• "then accelerate sideways until you're basically in orbit" - or skip that part and embark on the interstellar part of your voyage right away. Why bother with reaching orbital velocity if you might not want to stay next to the planet you've just left anyway? Commented May 5 at 9:01
• @O.R.Mapper: That, too. With real rockets, there are often good reasons to go into orbit first even if you're going to another planet, since that's a convenient "halfway point" where you can stay for a moment while you run systems checks and plan the transfer burn and wait for the optimal moment to execute it. But with engines like in Star Wars, none of that really matters — just point the nose where you want to go and light them up. Commented May 5 at 17:32
• Tsiolkovsky is a big meanie-head. Commented May 6 at 18:50

You've fundamentally misunderstood the principle of 'escape velocity' which is a measure of how fast an object fired like a bullet from a gun would need to be going at ground level in order to leave the gravitational pull of its starting planet, assuming no other forces were applied to it (e.g. either acceleration or wind-resistance)

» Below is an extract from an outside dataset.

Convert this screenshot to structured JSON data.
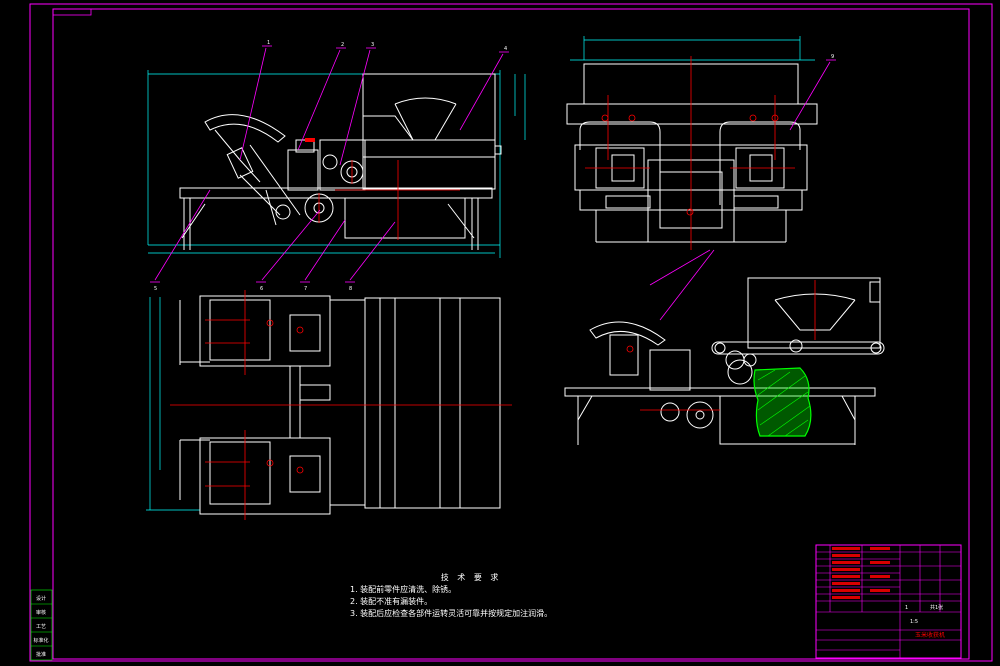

In celestial mechanics, escape velocity or escape speed is the minimum speed needed for an object to escape from contact with or orbit of a primary body, assuming ... no other forces are acting on the object, including propulsion and friction

This number can essentially be ignored in Star Wars because ships possess a magical technology known as repulsorlift, which can lift a ship into space without the obvious expenditure of reaction mass to get there. This means that they can travel from the ground into space without needing to move especially fast, merely by applying continuous lift rather than large amounts of rocket-like acceleration.

An X-Wing (with a maximum in-atmosphere speed of 652mph) would be in space within a few minutes, provided it can achieve this speed continuously.

• Ignoring gravity also means you can do cool stuff like this; qph.cf2.quoracdn.net/… Commented May 4 at 22:05
• To really drive home the point about escape velocity: imagine there were giant stairs built from the surface into space. Then you could just climb to space with your own two feet, not coming anywhere near escape velocity. The whole escape velocity business only matters to objects that are accelerated once, and then continue moving with nothing but their inertia. But if you have some other means of continuing to move upwards (like a rocket strapped to your butt), then it doesn't matter how fast you go - you'll get there eventually. Commented May 5 at 9:52
• @Vilx- I'm afraid that's not allowed Commented May 5 at 9:55
• Also note that it is one thing to just "get to space" (aka far enough from the surface) and another thing entirely to "get into orbit" (aka circle around the planet without using any extra energy). The latter doesn't automatically happen when you achieve the former. For that you also need to move sideways REALLY fast. And again - if you have another means of counteracting gravity then you don't need to move fast sideways. You can just hover up there as you please. But it will cost you extra energy all the time. Commented May 5 at 9:58
• @Vilx- Read the sign. "No Stairway To Heaven" :-) Commented May 5 at 10:03

Ilmari Karonen explained perfectly why a spacecraft capable of 100 MGLT (cough) would be limited to much less in atmospheric conditions.

But there is another point to make:

Orbital velocity is how fast you need to go "sideways" to "keep missing the planet" when you go into freefall, to counteract the 1g of pull without expending more fuel.

But Star Wars craft don't need to go into freefall, because their fuel is not limited (at least in this regard; we see the X-Wings refuelling at the end of Ep. IV, but obviously launching from Hoth, landing on Dagobah, launching from Dagobah, and flying to Bespin at least is well within their capabilities).

If your engines can just keep accelerating you at >1g (or whatever the gravity of the planet you're launching from), you don't have to bother with orbital velocity, or escape velocity. You can just keep going straight ahead. Stick to the atmospheric max. speed while you're still in atmosphere, then power up once you're high enough.